The two-year timeframe has long been a sticking point for the commissioners, with Buller suggesting the Liberal government will eventually be asked for an extension.
"Our short timelines ... will limit our ability to do in-depth analysis of data collected," the commissioners warned in the report. "Staff time and human resources limit the amount of original research we can undertake, while the short timelines limit the number of expert reports we can commission."
Buller said Wednesday the Truth and Reconciliation Commission had five years to carry out its work.
"We need enough time to the do the job properly, to hear from families and survivors who want to speak to us, to speak to institutions about their policies and procedures, and to hear from experts on human right and other topics."
She said they are "ready" for Ottawa to say no to an extension. But another commissioner, Michèle Audette, said "I have a feeling they'll say yes."
Bennett said there has not yet been a formal request for an extension, but she would like to see a detailed proposal with specifics, including solid estimates on time and money.
"I think families have said they don't want this to take forever," she said.
The commissioners produced 10 recommendation in its report, including a call for the creation of a "commemoration fund," that would help families remember their lost loved ones.
It also endorsed the idea of providing compensation to the families of a missing or murdered women through the creation of a "healing fund." The commissioners said the federal government should "immediately" commit to increase financial support, and counselling services for families and survivors.

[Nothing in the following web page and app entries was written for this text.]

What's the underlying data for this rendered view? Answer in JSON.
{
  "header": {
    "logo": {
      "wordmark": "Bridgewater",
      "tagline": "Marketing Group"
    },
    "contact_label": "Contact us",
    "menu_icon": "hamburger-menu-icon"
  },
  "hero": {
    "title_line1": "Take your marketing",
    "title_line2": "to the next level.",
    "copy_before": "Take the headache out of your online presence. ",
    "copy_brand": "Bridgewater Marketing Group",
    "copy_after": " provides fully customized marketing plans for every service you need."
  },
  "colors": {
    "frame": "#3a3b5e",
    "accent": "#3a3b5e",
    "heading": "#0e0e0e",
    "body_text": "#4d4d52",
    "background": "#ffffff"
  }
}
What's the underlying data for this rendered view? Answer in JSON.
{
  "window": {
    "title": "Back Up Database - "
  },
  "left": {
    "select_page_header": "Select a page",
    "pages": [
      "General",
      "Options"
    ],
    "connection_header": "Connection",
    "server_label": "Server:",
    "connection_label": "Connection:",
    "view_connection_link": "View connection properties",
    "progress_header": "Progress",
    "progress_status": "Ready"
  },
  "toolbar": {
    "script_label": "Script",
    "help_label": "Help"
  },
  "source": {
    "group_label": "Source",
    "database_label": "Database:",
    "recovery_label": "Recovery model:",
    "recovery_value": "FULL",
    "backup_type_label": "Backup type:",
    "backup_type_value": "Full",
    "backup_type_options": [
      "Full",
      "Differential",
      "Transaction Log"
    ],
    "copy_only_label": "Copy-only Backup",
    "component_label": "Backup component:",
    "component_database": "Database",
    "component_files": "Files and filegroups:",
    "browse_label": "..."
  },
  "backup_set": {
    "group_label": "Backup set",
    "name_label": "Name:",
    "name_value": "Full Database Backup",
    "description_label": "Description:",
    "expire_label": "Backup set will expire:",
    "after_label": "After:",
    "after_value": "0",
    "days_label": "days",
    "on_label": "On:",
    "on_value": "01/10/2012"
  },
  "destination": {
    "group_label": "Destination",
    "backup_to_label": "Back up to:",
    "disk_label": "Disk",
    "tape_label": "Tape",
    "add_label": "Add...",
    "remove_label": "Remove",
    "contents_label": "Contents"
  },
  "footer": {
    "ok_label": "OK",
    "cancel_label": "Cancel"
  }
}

Commissioners also suggest the government should restore funding to the now defunct Aboriginal Healing Foundation, a not-for-profit organization that funded various initiatives to help address the legacy of physical and sexual abuse suffered by survivors of the Indian residential school system. Funding for the foundation ran out in 2014.